“The Little Drummer Boy” is proof that oldies are not necessarily goodies. First written in 1941, it has been covered more than 220 times, by artists as diverse as the Trapp Family Singers, Joan Jett, Alicia Keys, Boyz II Men, Gladys Knight, John Denver, the Brady Bunch, Neil Diamond, and a very-strange-bedfellows pairing of Bing Crosby and David Bowie. It was Richard Nixon’s favorite Christmas song. (‘Nuff said.) Apart from its uncreative refrain, the song is a shiny plastic piece of Christmas kitsch, on the order of “Silent Night” or “Away in a Manger,” downplaying the gritty fleshiness of the birth of Jesus.

On the plus side, it is the centerpiece of a charming Rankin-Bass TV special, and I think we can all long for the days when Yuletide TV specials were more like this and less like this.

And, as a holiday bonus, enjoy this little gem:

Christmas heartache (and earache)

November 17, 2009

What do you think of at Christmas? Chestnuts roasting on an open fire? Sweet memories with family? Cider and egg nog? Making snowmen? The birth of the Christ child?

George Michael and someone else think about this time someone broke their heart.

“Last Christmas” embodies so much about Christmas spirit fail. First off, it has a noxious but insistent melody, which makes itself an unwelcome guest in your ears.

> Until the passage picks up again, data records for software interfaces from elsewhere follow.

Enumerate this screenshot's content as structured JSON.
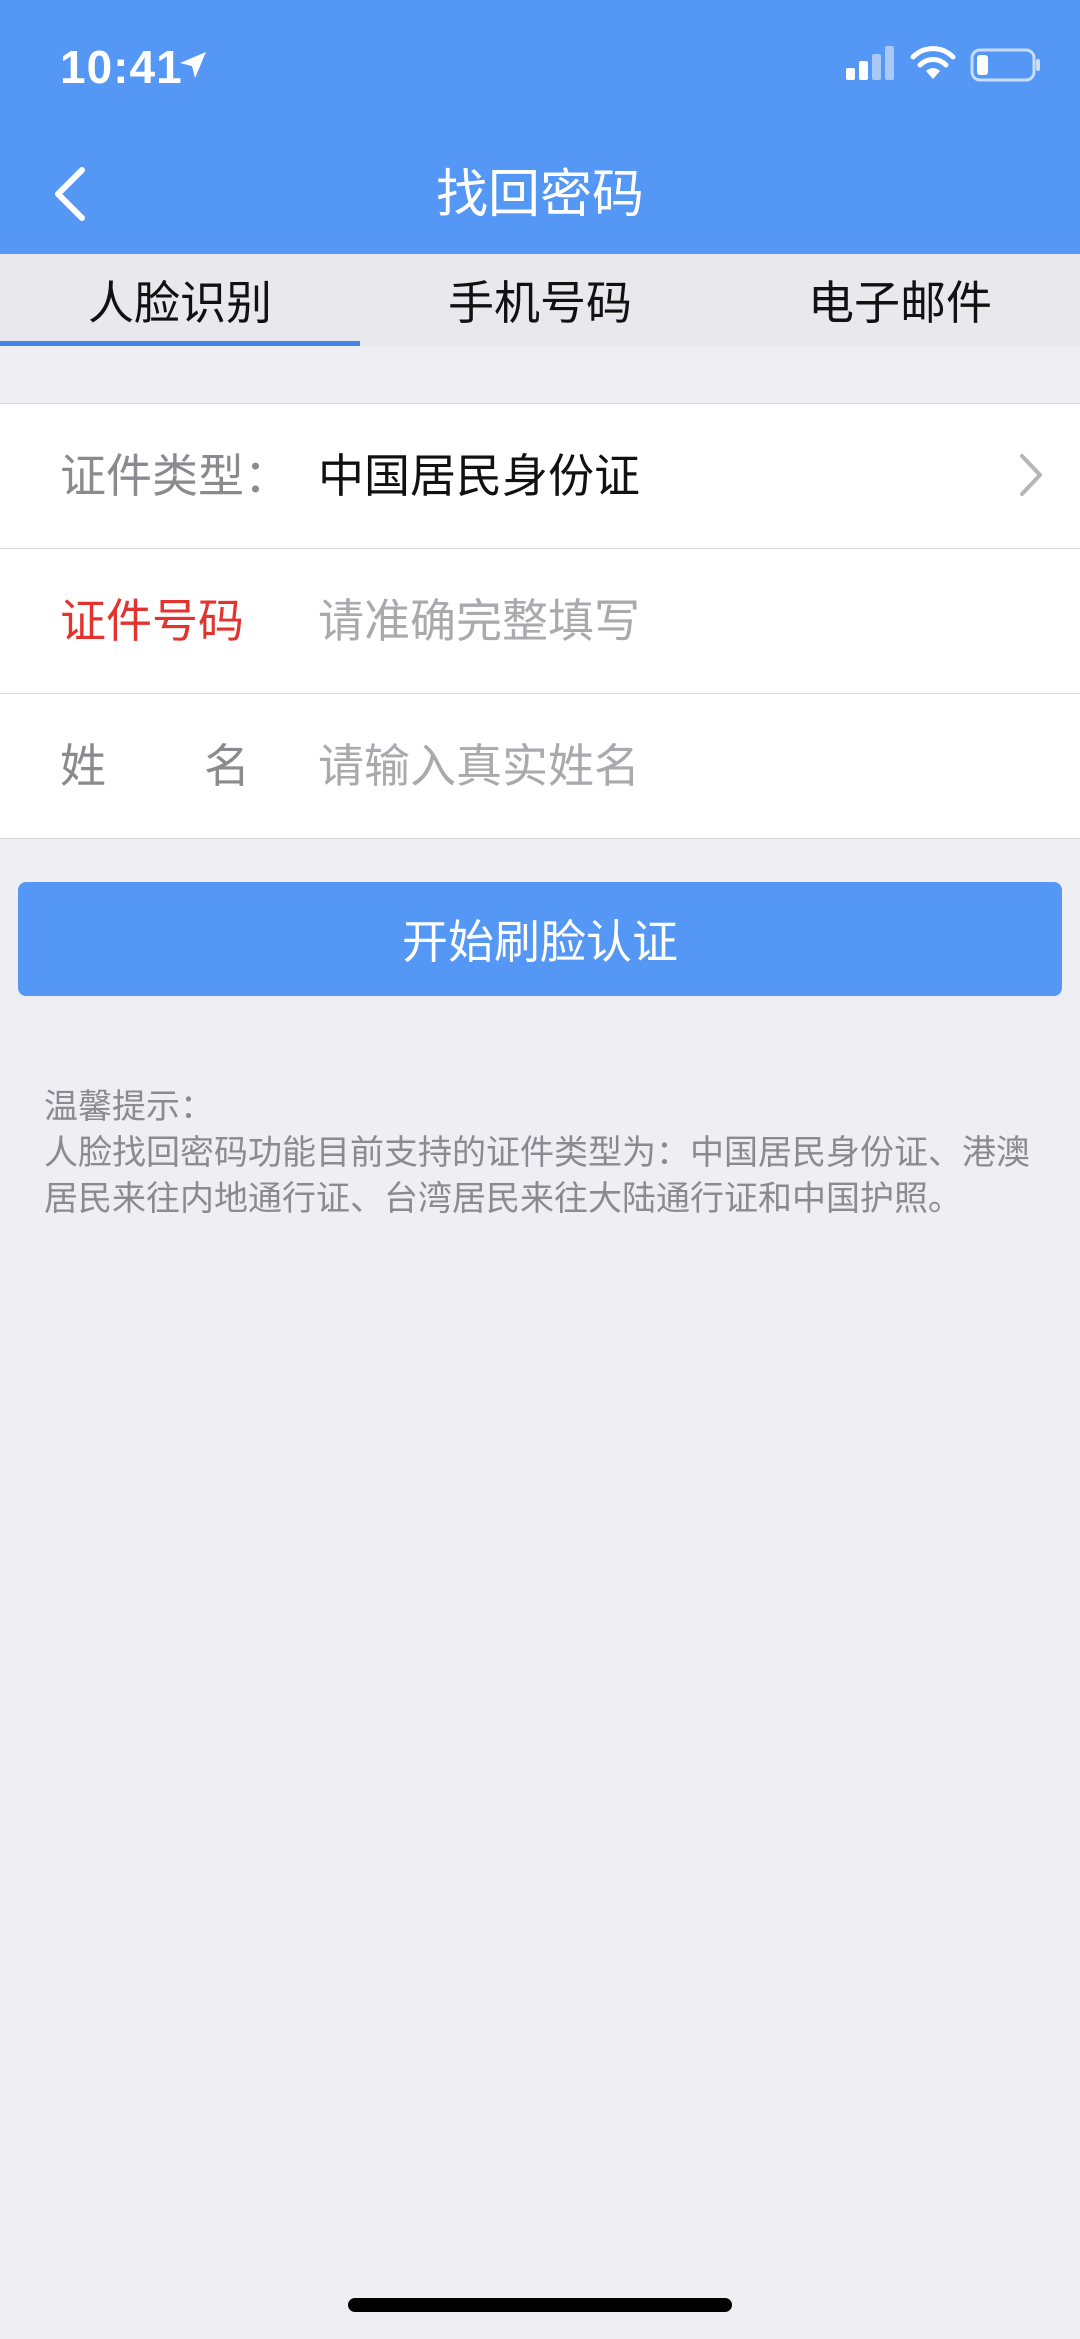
{
  "status_bar": {
    "time": "10:41"
  },
  "nav": {
    "title": "找回密码"
  },
  "tabs": [
    {
      "label": "人脸识别",
      "active": true
    },
    {
      "label": "手机号码",
      "active": false
    },
    {
      "label": "电子邮件",
      "active": false
    }
  ],
  "form": {
    "id_type": {
      "label": "证件类型：",
      "value": "中国居民身份证"
    },
    "id_number": {
      "label": "证件号码",
      "placeholder": "请准确完整填写"
    },
    "name": {
      "label_char1": "姓",
      "label_char2": "名",
      "placeholder": "请输入真实姓名"
    }
  },
  "start_button": {
    "label": "开始刷脸认证"
  },
  "tips": {
    "title": "温馨提示：",
    "body": "人脸找回密码功能目前支持的证件类型为：中国居民身份证、港澳居民来往内地通行证、台湾居民来往大陆通行证和中国护照。"
  },
  "colors": {
    "primary": "#5597f4",
    "background": "#eeeef3",
    "required_label": "#e2332f"
  }
}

It has relentlessly syrupy lyrics. And it’s depressing to boot–a song deliberately designed to kill your Christmas cheer.

Its one grace note may be when Wham! whines “I thought you were someone special” on the seemingly endless denouement. (Did I mention that “Last Christmas” clocks in at almost 7 minutes? It feels as though it lasts all the way from last Christmas to this one.)

And because it is so uniquely awful, “Last Christmas” is a top choice for cover artists, including Ashley Tisdale, who seems intent on proving that there’s no tune that the Disney Channel’s subtalented tweens won’t make even worse.

Teary Christmas, everyone.